Quick solution contact boiler manufacturer before doing the conversion and get their approval. This worked recently for a homeowner calling a particular company and getting a letter back giving permission for a licensed qualified contractor to convert their boiler.
By the way there is a ANSI Standard for the Installation of Gas Conversion Burners it it is Z21.8 (Revision 2002).
@ August 8, 2013 10:19 AM in Is This Gas Installation Really Safe???the gas company would not put something in that is not safe. They are heavily regulated to say the least. There are many gas services entering dwellings at 50 to 60 PSI and then reducing down at the house regulator to 6" W.C. to 7" W.C. pressure. It is a very typical installation in high pressure areas. This from one who worked for a gas company for 28 years.
@ July 31, 2013 10:45 AM in Gas PressuresI wish a strong stand such as that would work. Perhaps with a small utility they may try to help the contractor somehow.
The big guys are not going to boost pressure anytime in these areas for several reasons.
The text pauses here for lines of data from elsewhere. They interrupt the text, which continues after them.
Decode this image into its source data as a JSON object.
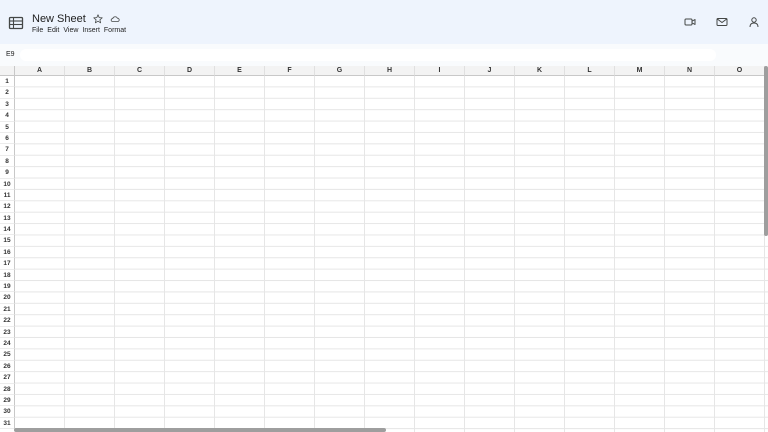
{
  "header": {
    "title": "New Sheet",
    "icons": {
      "app": "spreadsheet-icon",
      "star": "star-icon",
      "cloud": "cloud-icon",
      "video": "video-camera-icon",
      "mail": "mail-icon",
      "account": "account-icon"
    },
    "menu": [
      "File",
      "Edit",
      "View",
      "Insert",
      "Format"
    ]
  },
  "formula_bar": {
    "cell_ref": "E9",
    "value": ""
  },
  "grid": {
    "columns": [
      "A",
      "B",
      "C",
      "D",
      "E",
      "F",
      "G",
      "H",
      "I",
      "J",
      "K",
      "L",
      "M",
      "N",
      "O"
    ],
    "rows": [
      "1",
      "2",
      "3",
      "4",
      "5",
      "6",
      "7",
      "8",
      "9",
      "10",
      "11",
      "12",
      "13",
      "14",
      "15",
      "16",
      "17",
      "18",
      "19",
      "20",
      "21",
      "22",
      "23",
      "24",
      "25",
      "26",
      "27",
      "28",
      "29",
      "30",
      "31"
    ]
  },
  "colors": {
    "header_bg": "#eef4fd",
    "formula_bg": "#f9fbfd",
    "header_cell_bg": "#f3f3f3",
    "scrollbar": "#9e9e9e"
  }
}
The most important being that increased pressure in these old cast iron mains can increase leak calls. Most of the bell joints and joints all leak, more pressure in the lines makes it worse,
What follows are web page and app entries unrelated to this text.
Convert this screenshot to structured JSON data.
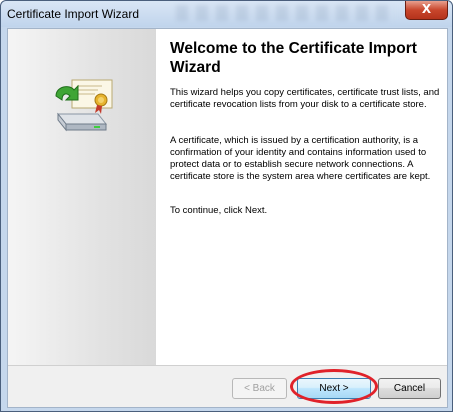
{
  "window": {
    "title": "Certificate Import Wizard",
    "close_glyph": "X"
  },
  "content": {
    "heading": "Welcome to the Certificate Import Wizard",
    "paragraph1": "This wizard helps you copy certificates, certificate trust lists, and certificate revocation lists from your disk to a certificate store.",
    "paragraph2": "A certificate, which is issued by a certification authority, is a confirmation of your identity and contains information used to protect data or to establish secure network connections. A certificate store is the system area where certificates are kept.",
    "paragraph3": "To continue, click Next."
  },
  "footer": {
    "back_label": "< Back",
    "next_label": "Next >",
    "cancel_label": "Cancel"
  },
  "icons": {
    "wizard_graphic": "certificate-import-icon"
  },
  "colors": {
    "highlight": "#e0222a",
    "title_bar": "#c5d7ec"
  }
}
We have so much gas equipment going in it is impossible to keep up. If the customer has gas in the house the installer just goes ahead and installs gas equipment. If the meter is sized large enough already for the load and the pressure in July and August is good install away. Come January you will find out if your calculations are correct. We also have boilers and furnaces being changed by some friend or relative on the weekend and nobody knows anything about that customer being added to the already strained infrastructure.
Here I go again, the professional contractor who does everything right ends up sometimes the loser in these situations. He has a license, he pulls permits, he does a professional job. The job he just put in was to the last house on the street to get gas. Come January NO PRESSURE due to overload of the main pipeline and extreme demand in very cold weather. UPSET CUSTOMER blames the good guy!
@ July 31, 2013 10:33 AM in Gas Pressureshaving said that find out what you local utility can guarantee you. Keep in mind and this is what I was taught when I worked for the utility any measured pressure less than 4" W.C. to the heating equipment you have to leave it shut off for safety reasons.
If you can get hold of one use an accurate pipe sizing calculator ( I have an old one from Bryant) size the pipe to the pressure the utility says they can give you.
Just as a point about knowledge from fuel providers there seems to be a real lack of knowledge from their employees. I was at a recent meeting and a speaker from a provider was teaching all the contractors in the class about gas pressures, metering etc. I had to get up and leave as all the mis information was making me nervous. When I get nervous I tend to stand up and say things that get some folks upset. Better to leave than get into a pissing contest with the "gas experts". It is up to the contractor to have the knowledge today do not rely on anyone else, remember when the lawyers show up they will finally come down to the installer/service tech.
@ July 29, 2013 7:38 PM in Is a Chimney Liner necessary with a Gas Power Burner?2002 requires the chimney to be lined.